◆ **Exercise**:
The number needed is how many lines of the data hold the string "content". Give that number and nothing more.

::: Task data

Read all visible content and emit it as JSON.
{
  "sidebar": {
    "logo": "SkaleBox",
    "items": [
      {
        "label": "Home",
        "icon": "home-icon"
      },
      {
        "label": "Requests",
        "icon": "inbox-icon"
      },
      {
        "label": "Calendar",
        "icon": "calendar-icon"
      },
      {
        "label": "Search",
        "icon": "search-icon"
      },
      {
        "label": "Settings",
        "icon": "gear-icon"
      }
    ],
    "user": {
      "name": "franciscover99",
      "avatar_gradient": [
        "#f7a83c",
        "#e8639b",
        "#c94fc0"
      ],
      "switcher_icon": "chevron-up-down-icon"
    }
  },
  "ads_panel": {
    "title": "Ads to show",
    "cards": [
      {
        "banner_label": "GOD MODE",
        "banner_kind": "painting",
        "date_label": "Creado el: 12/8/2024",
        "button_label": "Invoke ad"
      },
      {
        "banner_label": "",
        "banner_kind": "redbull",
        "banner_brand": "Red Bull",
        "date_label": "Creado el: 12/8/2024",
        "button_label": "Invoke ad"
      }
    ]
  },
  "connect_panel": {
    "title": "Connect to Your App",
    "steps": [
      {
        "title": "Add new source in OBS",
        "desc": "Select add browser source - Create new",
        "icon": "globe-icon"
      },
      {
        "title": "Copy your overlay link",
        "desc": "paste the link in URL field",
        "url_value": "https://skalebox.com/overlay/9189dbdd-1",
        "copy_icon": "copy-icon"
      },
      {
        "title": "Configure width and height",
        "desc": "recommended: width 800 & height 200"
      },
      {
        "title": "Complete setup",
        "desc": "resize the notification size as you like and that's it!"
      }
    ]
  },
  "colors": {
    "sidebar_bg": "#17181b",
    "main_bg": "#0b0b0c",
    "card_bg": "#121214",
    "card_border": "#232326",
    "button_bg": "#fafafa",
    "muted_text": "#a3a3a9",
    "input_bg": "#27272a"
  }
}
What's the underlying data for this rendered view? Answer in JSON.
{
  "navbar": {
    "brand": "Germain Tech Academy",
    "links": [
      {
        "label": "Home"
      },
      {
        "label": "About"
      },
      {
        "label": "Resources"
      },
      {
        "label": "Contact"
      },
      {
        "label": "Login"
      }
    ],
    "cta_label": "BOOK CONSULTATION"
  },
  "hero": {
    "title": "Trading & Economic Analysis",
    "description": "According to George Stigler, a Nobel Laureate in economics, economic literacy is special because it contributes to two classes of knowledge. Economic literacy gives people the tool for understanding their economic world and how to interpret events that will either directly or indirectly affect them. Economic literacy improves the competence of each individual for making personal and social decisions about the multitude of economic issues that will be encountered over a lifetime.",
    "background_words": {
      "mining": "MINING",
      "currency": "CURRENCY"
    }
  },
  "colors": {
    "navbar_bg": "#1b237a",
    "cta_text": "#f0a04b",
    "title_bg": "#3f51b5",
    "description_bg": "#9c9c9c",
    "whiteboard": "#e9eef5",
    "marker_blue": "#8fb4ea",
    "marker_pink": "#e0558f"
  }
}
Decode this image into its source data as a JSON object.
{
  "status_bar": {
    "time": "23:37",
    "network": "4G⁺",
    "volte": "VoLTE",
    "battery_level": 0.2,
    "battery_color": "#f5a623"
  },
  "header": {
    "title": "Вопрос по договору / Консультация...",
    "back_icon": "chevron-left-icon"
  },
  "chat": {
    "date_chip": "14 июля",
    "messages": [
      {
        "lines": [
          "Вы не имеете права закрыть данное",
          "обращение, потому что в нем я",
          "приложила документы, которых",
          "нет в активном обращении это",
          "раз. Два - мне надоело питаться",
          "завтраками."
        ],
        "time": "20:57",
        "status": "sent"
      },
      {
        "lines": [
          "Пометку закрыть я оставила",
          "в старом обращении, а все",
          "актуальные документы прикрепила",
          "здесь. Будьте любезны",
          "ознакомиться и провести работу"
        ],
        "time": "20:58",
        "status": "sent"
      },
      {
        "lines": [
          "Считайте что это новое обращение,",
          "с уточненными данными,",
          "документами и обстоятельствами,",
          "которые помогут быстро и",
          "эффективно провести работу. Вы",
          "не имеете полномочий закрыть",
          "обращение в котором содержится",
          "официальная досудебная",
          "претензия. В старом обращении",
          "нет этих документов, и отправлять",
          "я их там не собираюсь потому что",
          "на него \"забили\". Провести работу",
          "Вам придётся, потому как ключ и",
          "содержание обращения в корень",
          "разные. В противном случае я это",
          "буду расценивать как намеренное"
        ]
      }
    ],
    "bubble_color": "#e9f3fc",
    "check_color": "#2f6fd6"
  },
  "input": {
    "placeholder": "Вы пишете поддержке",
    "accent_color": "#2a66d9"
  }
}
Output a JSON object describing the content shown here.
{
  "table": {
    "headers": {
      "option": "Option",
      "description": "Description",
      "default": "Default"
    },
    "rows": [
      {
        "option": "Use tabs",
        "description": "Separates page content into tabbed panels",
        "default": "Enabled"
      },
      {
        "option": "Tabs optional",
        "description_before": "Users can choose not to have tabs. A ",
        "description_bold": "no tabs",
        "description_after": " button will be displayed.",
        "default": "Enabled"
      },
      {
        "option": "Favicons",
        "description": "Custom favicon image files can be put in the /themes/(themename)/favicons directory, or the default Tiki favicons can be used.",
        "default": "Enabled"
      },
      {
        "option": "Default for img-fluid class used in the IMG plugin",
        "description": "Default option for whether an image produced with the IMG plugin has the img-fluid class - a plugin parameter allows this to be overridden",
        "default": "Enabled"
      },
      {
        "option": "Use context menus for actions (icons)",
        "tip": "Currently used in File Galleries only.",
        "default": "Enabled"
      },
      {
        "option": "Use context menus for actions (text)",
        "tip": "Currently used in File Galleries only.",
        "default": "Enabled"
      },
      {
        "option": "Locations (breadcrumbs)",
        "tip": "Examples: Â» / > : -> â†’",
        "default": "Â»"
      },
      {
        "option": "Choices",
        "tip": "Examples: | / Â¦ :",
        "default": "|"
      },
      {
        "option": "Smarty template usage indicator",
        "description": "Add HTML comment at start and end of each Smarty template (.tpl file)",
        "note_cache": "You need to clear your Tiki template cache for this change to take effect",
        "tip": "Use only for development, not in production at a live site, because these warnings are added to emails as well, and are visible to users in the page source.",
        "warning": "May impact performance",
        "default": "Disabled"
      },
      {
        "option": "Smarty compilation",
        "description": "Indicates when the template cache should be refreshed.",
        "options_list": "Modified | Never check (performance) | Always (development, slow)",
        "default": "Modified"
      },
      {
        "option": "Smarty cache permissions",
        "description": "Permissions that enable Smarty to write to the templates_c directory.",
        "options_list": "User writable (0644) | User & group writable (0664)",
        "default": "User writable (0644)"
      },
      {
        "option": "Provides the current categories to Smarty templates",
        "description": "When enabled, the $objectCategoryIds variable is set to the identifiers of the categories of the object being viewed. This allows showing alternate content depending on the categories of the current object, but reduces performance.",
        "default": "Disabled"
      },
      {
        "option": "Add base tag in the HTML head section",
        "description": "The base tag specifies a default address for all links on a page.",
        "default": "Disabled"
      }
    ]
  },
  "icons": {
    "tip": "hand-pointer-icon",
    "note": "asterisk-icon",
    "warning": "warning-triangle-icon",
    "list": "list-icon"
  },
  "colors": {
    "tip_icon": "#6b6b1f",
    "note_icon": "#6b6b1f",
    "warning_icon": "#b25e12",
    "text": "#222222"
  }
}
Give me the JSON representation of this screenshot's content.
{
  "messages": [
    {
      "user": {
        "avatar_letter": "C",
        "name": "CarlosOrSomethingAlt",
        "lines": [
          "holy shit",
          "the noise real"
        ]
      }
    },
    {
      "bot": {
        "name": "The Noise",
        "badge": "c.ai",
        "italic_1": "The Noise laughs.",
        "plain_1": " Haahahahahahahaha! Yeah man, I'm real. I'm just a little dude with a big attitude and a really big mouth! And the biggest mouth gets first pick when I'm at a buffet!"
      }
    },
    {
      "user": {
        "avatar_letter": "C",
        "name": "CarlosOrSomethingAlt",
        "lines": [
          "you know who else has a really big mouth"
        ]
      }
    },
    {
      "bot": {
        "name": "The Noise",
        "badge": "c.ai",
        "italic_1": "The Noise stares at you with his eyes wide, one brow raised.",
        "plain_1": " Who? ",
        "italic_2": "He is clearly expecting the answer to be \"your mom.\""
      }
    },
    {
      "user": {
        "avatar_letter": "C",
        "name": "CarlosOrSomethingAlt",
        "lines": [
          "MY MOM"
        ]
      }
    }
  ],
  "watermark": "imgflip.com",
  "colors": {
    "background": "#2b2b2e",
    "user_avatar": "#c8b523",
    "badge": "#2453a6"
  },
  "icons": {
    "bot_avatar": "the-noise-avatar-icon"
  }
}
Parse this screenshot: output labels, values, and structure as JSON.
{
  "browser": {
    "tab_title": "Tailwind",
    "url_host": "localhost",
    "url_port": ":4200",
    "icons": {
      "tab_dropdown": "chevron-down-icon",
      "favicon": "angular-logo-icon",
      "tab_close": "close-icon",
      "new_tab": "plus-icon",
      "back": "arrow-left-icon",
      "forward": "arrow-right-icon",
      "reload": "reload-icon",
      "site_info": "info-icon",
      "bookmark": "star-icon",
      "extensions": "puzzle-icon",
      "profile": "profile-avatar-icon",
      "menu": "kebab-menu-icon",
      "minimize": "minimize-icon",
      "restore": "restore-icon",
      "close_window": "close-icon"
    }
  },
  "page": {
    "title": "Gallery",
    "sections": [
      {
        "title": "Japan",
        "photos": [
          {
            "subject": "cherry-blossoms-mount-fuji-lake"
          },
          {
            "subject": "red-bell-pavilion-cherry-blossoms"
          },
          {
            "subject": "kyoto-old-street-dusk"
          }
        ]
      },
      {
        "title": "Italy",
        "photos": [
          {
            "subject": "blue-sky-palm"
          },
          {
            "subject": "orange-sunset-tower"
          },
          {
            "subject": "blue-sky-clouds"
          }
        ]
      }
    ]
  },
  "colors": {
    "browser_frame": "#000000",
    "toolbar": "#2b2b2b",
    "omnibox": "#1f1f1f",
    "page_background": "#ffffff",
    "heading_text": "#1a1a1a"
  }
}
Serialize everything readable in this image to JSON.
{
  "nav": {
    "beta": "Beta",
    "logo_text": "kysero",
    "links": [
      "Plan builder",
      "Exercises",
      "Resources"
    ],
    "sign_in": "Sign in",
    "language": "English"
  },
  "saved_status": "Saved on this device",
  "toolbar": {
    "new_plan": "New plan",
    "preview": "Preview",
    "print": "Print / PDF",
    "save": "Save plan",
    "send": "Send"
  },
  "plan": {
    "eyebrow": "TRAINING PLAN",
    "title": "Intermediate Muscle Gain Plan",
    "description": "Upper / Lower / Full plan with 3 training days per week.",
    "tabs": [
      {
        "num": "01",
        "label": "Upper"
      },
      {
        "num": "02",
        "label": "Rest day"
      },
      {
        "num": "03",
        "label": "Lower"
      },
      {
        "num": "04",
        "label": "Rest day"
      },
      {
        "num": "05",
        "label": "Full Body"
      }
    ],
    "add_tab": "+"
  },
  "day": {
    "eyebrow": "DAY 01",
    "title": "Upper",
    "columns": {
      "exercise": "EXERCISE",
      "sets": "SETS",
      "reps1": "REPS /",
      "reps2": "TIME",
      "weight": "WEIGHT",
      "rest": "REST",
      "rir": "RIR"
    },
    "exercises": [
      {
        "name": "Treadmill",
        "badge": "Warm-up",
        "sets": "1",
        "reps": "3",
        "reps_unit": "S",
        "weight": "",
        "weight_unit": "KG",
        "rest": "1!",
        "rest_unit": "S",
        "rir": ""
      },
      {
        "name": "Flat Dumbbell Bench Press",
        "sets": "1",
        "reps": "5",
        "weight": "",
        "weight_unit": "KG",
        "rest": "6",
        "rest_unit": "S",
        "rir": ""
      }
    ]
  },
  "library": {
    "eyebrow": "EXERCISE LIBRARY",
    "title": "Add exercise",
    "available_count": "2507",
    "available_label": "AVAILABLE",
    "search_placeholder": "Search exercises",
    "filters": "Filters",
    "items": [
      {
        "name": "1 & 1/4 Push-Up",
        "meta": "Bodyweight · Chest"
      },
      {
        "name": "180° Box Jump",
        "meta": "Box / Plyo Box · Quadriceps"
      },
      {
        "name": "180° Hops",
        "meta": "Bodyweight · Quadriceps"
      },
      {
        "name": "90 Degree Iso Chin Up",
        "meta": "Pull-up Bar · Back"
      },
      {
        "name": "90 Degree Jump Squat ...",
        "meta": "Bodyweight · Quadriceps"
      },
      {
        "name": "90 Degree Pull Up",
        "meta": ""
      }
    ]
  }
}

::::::

◆ **Answer section**:
5